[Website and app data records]
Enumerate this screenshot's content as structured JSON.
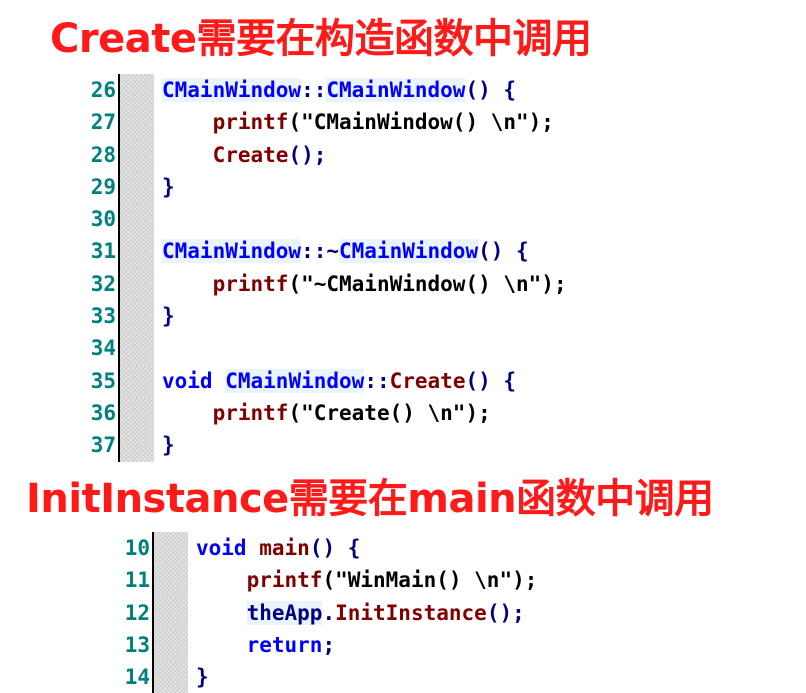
{
  "heading_top": "Create需要在构造函数中调用",
  "heading_bottom": "InitInstance需要在main函数中调用",
  "panel_top": {
    "lines": [
      {
        "n": "26",
        "tokens": [
          {
            "t": "CMainWindow",
            "k": "class"
          },
          {
            "t": "::",
            "k": "plain"
          },
          {
            "t": "CMainWindow",
            "k": "class"
          },
          {
            "t": "() {",
            "k": "plain"
          }
        ]
      },
      {
        "n": "27",
        "tokens": [
          {
            "t": "    ",
            "k": "plain"
          },
          {
            "t": "printf",
            "k": "func"
          },
          {
            "t": "(\"CMainWindow() \\n\");",
            "k": "str"
          }
        ]
      },
      {
        "n": "28",
        "tokens": [
          {
            "t": "    ",
            "k": "plain"
          },
          {
            "t": "Create",
            "k": "func"
          },
          {
            "t": "();",
            "k": "plain"
          }
        ]
      },
      {
        "n": "29",
        "tokens": [
          {
            "t": "}",
            "k": "plain"
          }
        ]
      },
      {
        "n": "30",
        "tokens": []
      },
      {
        "n": "31",
        "tokens": [
          {
            "t": "CMainWindow",
            "k": "class"
          },
          {
            "t": "::~",
            "k": "plain"
          },
          {
            "t": "CMainWindow",
            "k": "class"
          },
          {
            "t": "() {",
            "k": "plain"
          }
        ]
      },
      {
        "n": "32",
        "tokens": [
          {
            "t": "    ",
            "k": "plain"
          },
          {
            "t": "printf",
            "k": "func"
          },
          {
            "t": "(\"~CMainWindow() \\n\");",
            "k": "str"
          }
        ]
      },
      {
        "n": "33",
        "tokens": [
          {
            "t": "}",
            "k": "plain"
          }
        ]
      },
      {
        "n": "34",
        "tokens": []
      },
      {
        "n": "35",
        "tokens": [
          {
            "t": "void",
            "k": "kw"
          },
          {
            "t": " ",
            "k": "plain"
          },
          {
            "t": "CMainWindow",
            "k": "class"
          },
          {
            "t": "::",
            "k": "plain"
          },
          {
            "t": "Create",
            "k": "func"
          },
          {
            "t": "() {",
            "k": "plain"
          }
        ]
      },
      {
        "n": "36",
        "tokens": [
          {
            "t": "    ",
            "k": "plain"
          },
          {
            "t": "printf",
            "k": "func"
          },
          {
            "t": "(\"Create() \\n\");",
            "k": "str"
          }
        ]
      },
      {
        "n": "37",
        "tokens": [
          {
            "t": "}",
            "k": "plain"
          }
        ]
      }
    ]
  },
  "panel_bottom": {
    "lines": [
      {
        "n": "10",
        "tokens": [
          {
            "t": "void",
            "k": "kw"
          },
          {
            "t": " ",
            "k": "plain"
          },
          {
            "t": "main",
            "k": "func"
          },
          {
            "t": "() {",
            "k": "plain"
          }
        ]
      },
      {
        "n": "11",
        "tokens": [
          {
            "t": "    ",
            "k": "plain"
          },
          {
            "t": "printf",
            "k": "func"
          },
          {
            "t": "(\"WinMain() \\n\");",
            "k": "str"
          }
        ]
      },
      {
        "n": "12",
        "tokens": [
          {
            "t": "    ",
            "k": "plain"
          },
          {
            "t": "theApp",
            "k": "var"
          },
          {
            "t": ".",
            "k": "plain"
          },
          {
            "t": "InitInstance",
            "k": "func"
          },
          {
            "t": "();",
            "k": "plain"
          }
        ]
      },
      {
        "n": "13",
        "tokens": [
          {
            "t": "    ",
            "k": "plain"
          },
          {
            "t": "return",
            "k": "kw"
          },
          {
            "t": ";",
            "k": "plain"
          }
        ]
      },
      {
        "n": "14",
        "tokens": [
          {
            "t": "}",
            "k": "plain"
          }
        ]
      }
    ]
  }
}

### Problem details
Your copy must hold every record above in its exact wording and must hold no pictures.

### Solved exercise
Enumerate this screenshot's content as structured JSON.
{
  "heading_top": "Create需要在构造函数中调用",
  "heading_bottom": "InitInstance需要在main函数中调用",
  "panel_top": {
    "lines": [
      {
        "n": "26",
        "tokens": [
          {
            "t": "CMainWindow",
            "k": "class"
          },
          {
            "t": "::",
            "k": "plain"
          },
          {
            "t": "CMainWindow",
            "k": "class"
          },
          {
            "t": "() {",
            "k": "plain"
          }
        ]
      },
      {
        "n": "27",
        "tokens": [
          {
            "t": "    ",
            "k": "plain"
          },
          {
            "t": "printf",
            "k": "func"
          },
          {
            "t": "(\"CMainWindow() \\n\");",
            "k": "str"
          }
        ]
      },
      {
        "n": "28",
        "tokens": [
          {
            "t": "    ",
            "k": "plain"
          },
          {
            "t": "Create",
            "k": "func"
          },
          {
            "t": "();",
            "k": "plain"
          }
        ]
      },
      {
        "n": "29",
        "tokens": [
          {
            "t": "}",
            "k": "plain"
          }
        ]
      },
      {
        "n": "30",
        "tokens": []
      },
      {
        "n": "31",
        "tokens": [
          {
            "t": "CMainWindow",
            "k": "class"
          },
          {
            "t": "::~",
            "k": "plain"
          },
          {
            "t": "CMainWindow",
            "k": "class"
          },
          {
            "t": "() {",
            "k": "plain"
          }
        ]
      },
      {
        "n": "32",
        "tokens": [
          {
            "t": "    ",
            "k": "plain"
          },
          {
            "t": "printf",
            "k": "func"
          },
          {
            "t": "(\"~CMainWindow() \\n\");",
            "k": "str"
          }
        ]
      },
      {
        "n": "33",
        "tokens": [
          {
            "t": "}",
            "k": "plain"
          }
        ]
      },
      {
        "n": "34",
        "tokens": []
      },
      {
        "n": "35",
        "tokens": [
          {
            "t": "void",
            "k": "kw"
          },
          {
            "t": " ",
            "k": "plain"
          },
          {
            "t": "CMainWindow",
            "k": "class"
          },
          {
            "t": "::",
            "k": "plain"
          },
          {
            "t": "Create",
            "k": "func"
          },
          {
            "t": "() {",
            "k": "plain"
          }
        ]
      },
      {
        "n": "36",
        "tokens": [
          {
            "t": "    ",
            "k": "plain"
          },
          {
            "t": "printf",
            "k": "func"
          },
          {
            "t": "(\"Create() \\n\");",
            "k": "str"
          }
        ]
      },
      {
        "n": "37",
        "tokens": [
          {
            "t": "}",
            "k": "plain"
          }
        ]
      }
    ]
  },
  "panel_bottom": {
    "lines": [
      {
        "n": "10",
        "tokens": [
          {
            "t": "void",
            "k": "kw"
          },
          {
            "t": " ",
            "k": "plain"
          },
          {
            "t": "main",
            "k": "func"
          },
          {
            "t": "() {",
            "k": "plain"
          }
        ]
      },
      {
        "n": "11",
        "tokens": [
          {
            "t": "    ",
            "k": "plain"
          },
          {
            "t": "printf",
            "k": "func"
          },
          {
            "t": "(\"WinMain() \\n\");",
            "k": "str"
          }
        ]
      },
      {
        "n": "12",
        "tokens": [
          {
            "t": "    ",
            "k": "plain"
          },
          {
            "t": "theApp",
            "k": "var"
          },
          {
            "t": ".",
            "k": "plain"
          },
          {
            "t": "InitInstance",
            "k": "func"
          },
          {
            "t": "();",
            "k": "plain"
          }
        ]
      },
      {
        "n": "13",
        "tokens": [
          {
            "t": "    ",
            "k": "plain"
          },
          {
            "t": "return",
            "k": "kw"
          },
          {
            "t": ";",
            "k": "plain"
          }
        ]
      },
      {
        "n": "14",
        "tokens": [
          {
            "t": "}",
            "k": "plain"
          }
        ]
      }
    ]
  }
}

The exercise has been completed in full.